To my mind, this would be a difficult task because to tell the story from Vera's point of view would mean to reveal her perceptions, thoughts, feelings, and motives. This would be unfortunate because revealing these would eradicate the satire, the suspense and some important thematic issues, particularly the thematic issue of the enfant terrible: children in Saki's stories who act intentionally to harm adults from undisclosed motives.

To retell this from Vera's point of view, you first have to ascertain her motives, something which no critics can yet agree upon. Does Vera beguile Framton out of playful boredom or out of a malicious desire to do harm to an unknown, yet disdained, inferior adult? Why does Vera tell another lie to her relatives, though it is especially aimed at Aunt Sappleton? And how often does she tell her relatives (and others) contrived fantasies? Does she do this as an innocent entertainment, as an innocent expansion of her creative powers, or does she do it as a subtle power manipulation that puts her in the dominant position?

After you decide what Vera is really like--the text offers little or no help in determining what Vera really is like (part of Saki's skillful ambiguity)--you will narrate and speak for Vera as though everything that happens is experienced, seen and discussed through Vera's perceptions.

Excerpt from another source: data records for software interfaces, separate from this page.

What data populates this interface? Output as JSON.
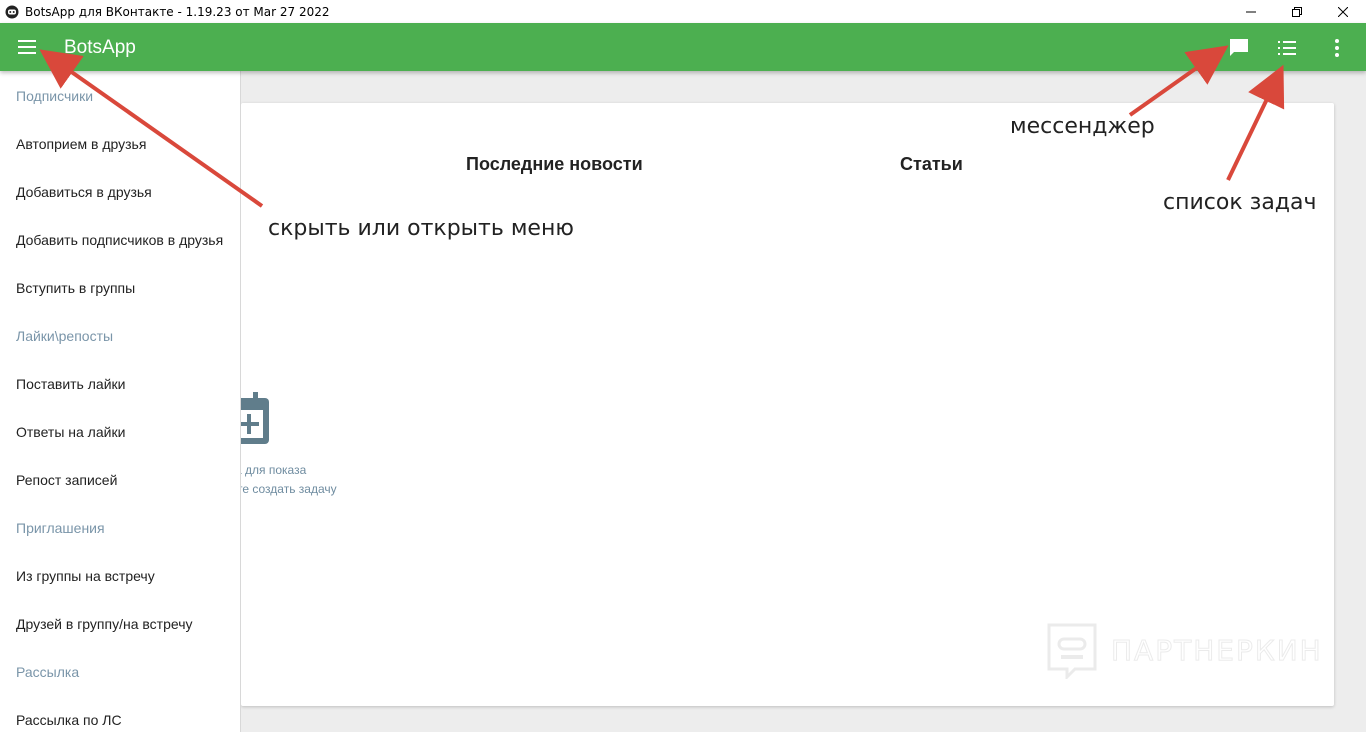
{
  "window": {
    "title": "BotsApp для ВКонтакте - 1.19.23 от Mar 27 2022",
    "controls": {
      "minimize_icon": "minimize-icon",
      "restore_icon": "restore-icon",
      "close_icon": "close-icon"
    }
  },
  "appbar": {
    "title": "BotsApp",
    "color": "#4caf50",
    "menu_icon": "hamburger-icon",
    "messenger_icon": "chat-icon",
    "tasks_icon": "list-icon",
    "more_icon": "more-vertical-icon"
  },
  "drawer": {
    "sections": {
      "subscribers": "Подписчики",
      "likes": "Лайки\\репосты",
      "invites": "Приглашения",
      "mailing": "Рассылка"
    },
    "items": {
      "auto_accept": "Автоприем в друзья",
      "add_friends": "Добавиться в друзья",
      "add_subscribers": "Добавить подписчиков в друзья",
      "join_groups": "Вступить в группы",
      "put_likes": "Поставить лайки",
      "like_answers": "Ответы на лайки",
      "repost": "Репост записей",
      "group_to_event": "Из группы на встречу",
      "friends_to_group": "Друзей в группу/на встречу",
      "pm_mailing": "Рассылка по ЛС"
    }
  },
  "main": {
    "tabs": {
      "news": "Последние новости",
      "articles": "Статьи"
    },
    "empty_state": {
      "icon": "calendar-add-icon",
      "line1": "а для показа",
      "line2": "те создать задачу"
    },
    "watermark": {
      "icon": "partnerkin-logo-icon",
      "text": "ПАРТНЕРКИН"
    }
  },
  "annotations": {
    "menu": "скрыть или открыть меню",
    "messenger": "мессенджер",
    "tasks": "список задач",
    "arrow_color": "#d9483b"
  }
}
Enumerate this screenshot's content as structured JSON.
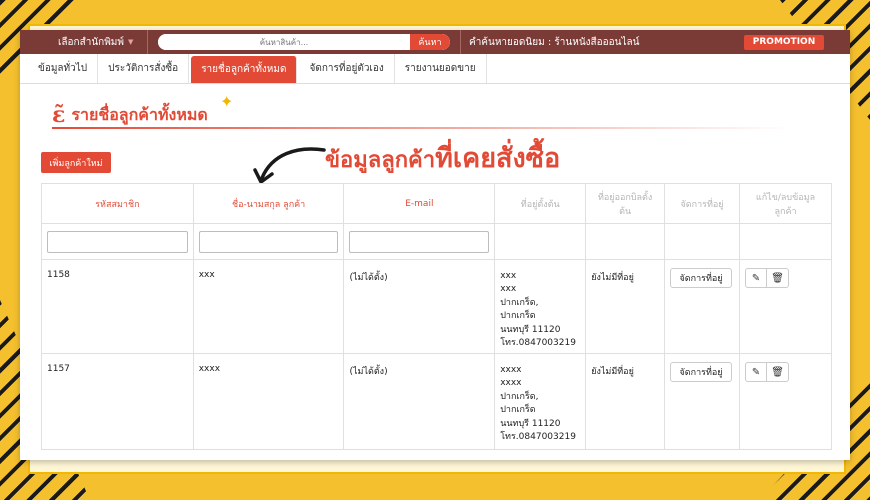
{
  "topbar": {
    "publisher_label": "เลือกสำนักพิมพ์",
    "search_placeholder": "ค้นหาสินค้า...",
    "search_button": "ค้นหา",
    "popular_text": "คำค้นหายอดนิยม : ร้านหนังสือออนไลน์",
    "promo_label": "PROMOTION"
  },
  "tabs": [
    {
      "label": "ข้อมูลทั่วไป"
    },
    {
      "label": "ประวัติการสั่งซื้อ"
    },
    {
      "label": "รายชื่อลูกค้าทั้งหมด"
    },
    {
      "label": "จัดการที่อยู่ตัวเอง"
    },
    {
      "label": "รายงานยอดขาย"
    }
  ],
  "page": {
    "title": "รายชื่อลูกค้าทั้งหมด",
    "annotation_part1": "ข้อมูลลูกค้า",
    "annotation_part2": "ที่เคยสั่งซื้อ",
    "add_button": "เพิ่มลูกค้าใหม่"
  },
  "table": {
    "headers": [
      "รหัสสมาชิก",
      "ชื่อ-นามสกุล ลูกค้า",
      "E-mail",
      "ที่อยู่ตั้งต้น",
      "ที่อยู่ออกบิลตั้งต้น",
      "จัดการที่อยู่",
      "แก้ไข/ลบข้อมูลลูกค้า"
    ],
    "manage_label": "จัดการที่อยู่",
    "rows": [
      {
        "id": "1158",
        "name": "xxx",
        "email": "(ไม่ได้ตั้ง)",
        "address": [
          "xxx",
          "xxx",
          "ปากเกร็ด,",
          "ปากเกร็ด",
          "นนทบุรี 11120",
          "โทร.0847003219"
        ],
        "billing": "ยังไม่มีที่อยู่"
      },
      {
        "id": "1157",
        "name": "xxxx",
        "email": "(ไม่ได้ตั้ง)",
        "address": [
          "xxxx",
          "xxxx",
          "ปากเกร็ด,",
          "ปากเกร็ด",
          "นนทบุรี 11120",
          "โทร.0847003219"
        ],
        "billing": "ยังไม่มีที่อยู่"
      }
    ]
  },
  "colors": {
    "accent": "#e24a36",
    "topbar": "#7a3a35",
    "background": "#f5c02e"
  }
}
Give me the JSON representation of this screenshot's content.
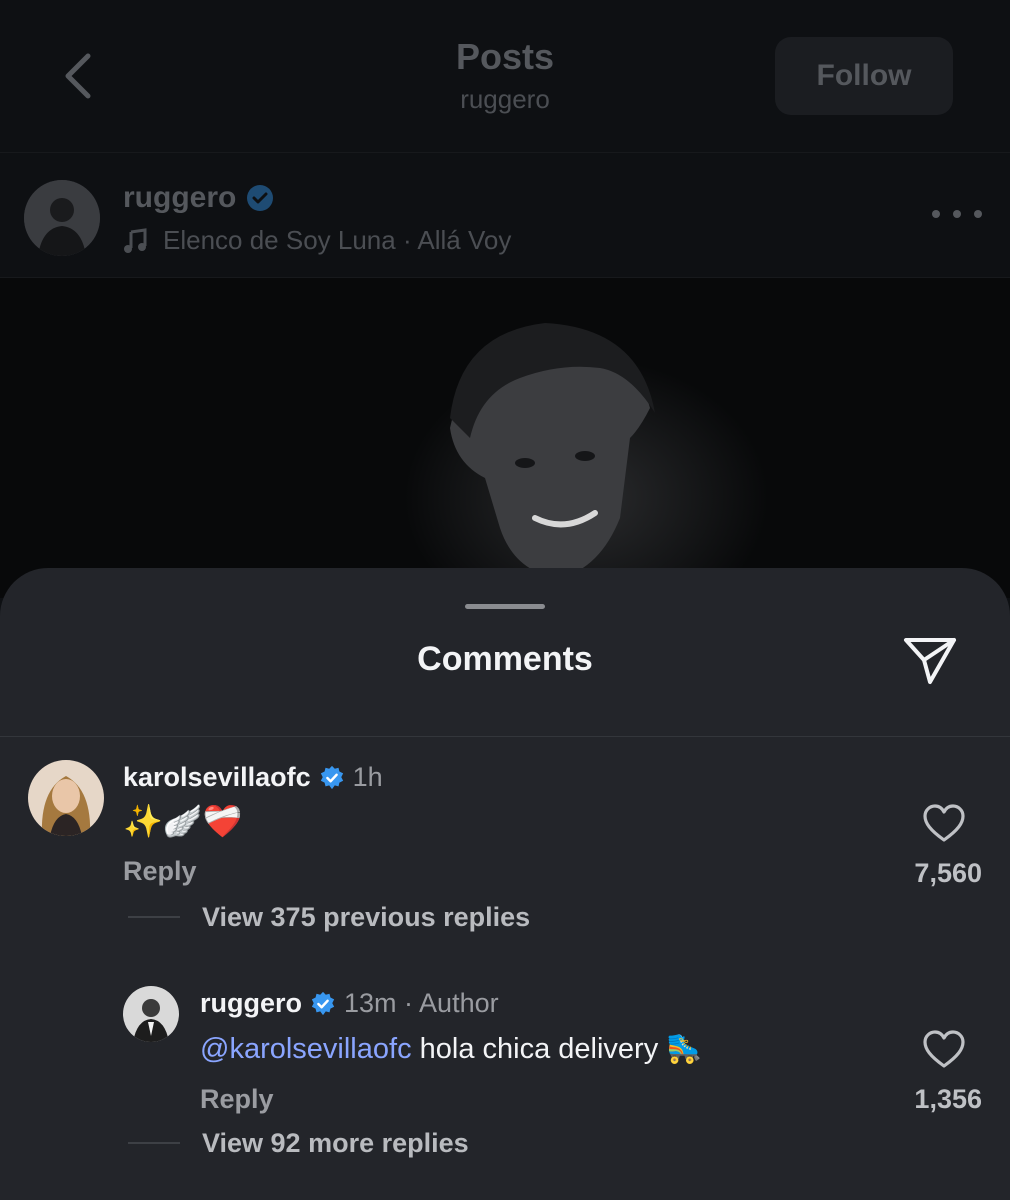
{
  "nav": {
    "title": "Posts",
    "subtitle": "ruggero",
    "follow_label": "Follow"
  },
  "post": {
    "username": "ruggero",
    "music": "Elenco de Soy Luna · Allá Voy"
  },
  "sheet": {
    "title": "Comments"
  },
  "comments": [
    {
      "username": "karolsevillaofc",
      "time": "1h",
      "text": "✨🪽❤️‍🩹",
      "reply_label": "Reply",
      "likes": "7,560",
      "view_replies": "View 375 previous replies"
    },
    {
      "username": "ruggero",
      "time": "13m · Author",
      "mention": "@karolsevillaofc",
      "text": "hola chica delivery 🛼",
      "reply_label": "Reply",
      "likes": "1,356",
      "view_replies": "View 92 more replies"
    }
  ],
  "colors": {
    "verified": "#3897f0",
    "mention": "#8aa5ff",
    "sheet_bg": "#23252a"
  },
  "icons": [
    "chevron-left-icon",
    "verified-badge-icon",
    "music-note-icon",
    "more-icon",
    "send-icon",
    "heart-icon"
  ]
}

An illustration of how this might start out follows; you can see from it that you will need to find a way to incorporate relevant third-person narrator information into what Vera knows and narrates. This means Frampton will have to have said the information out loud to Vera.


"My aunt will be down presently, Mr. Nuttel," I said; "in the meantime you must try and put up with me."

Framton Nuttel, who endeavoured to say the correct something which should duly flatter me without unduly discounting my aunt seemed to doubt whether his visit to strangers would do much towards helping the nerve cure which he said he was supposed to be undergoing. Of course it came out later in our first conversation that his sister had insisted he come to where she knew people to whom she could write letters of introduction. I suppose she suspected he would sit solitary as he could be without speaking to a soul, making his nerves worse than ever.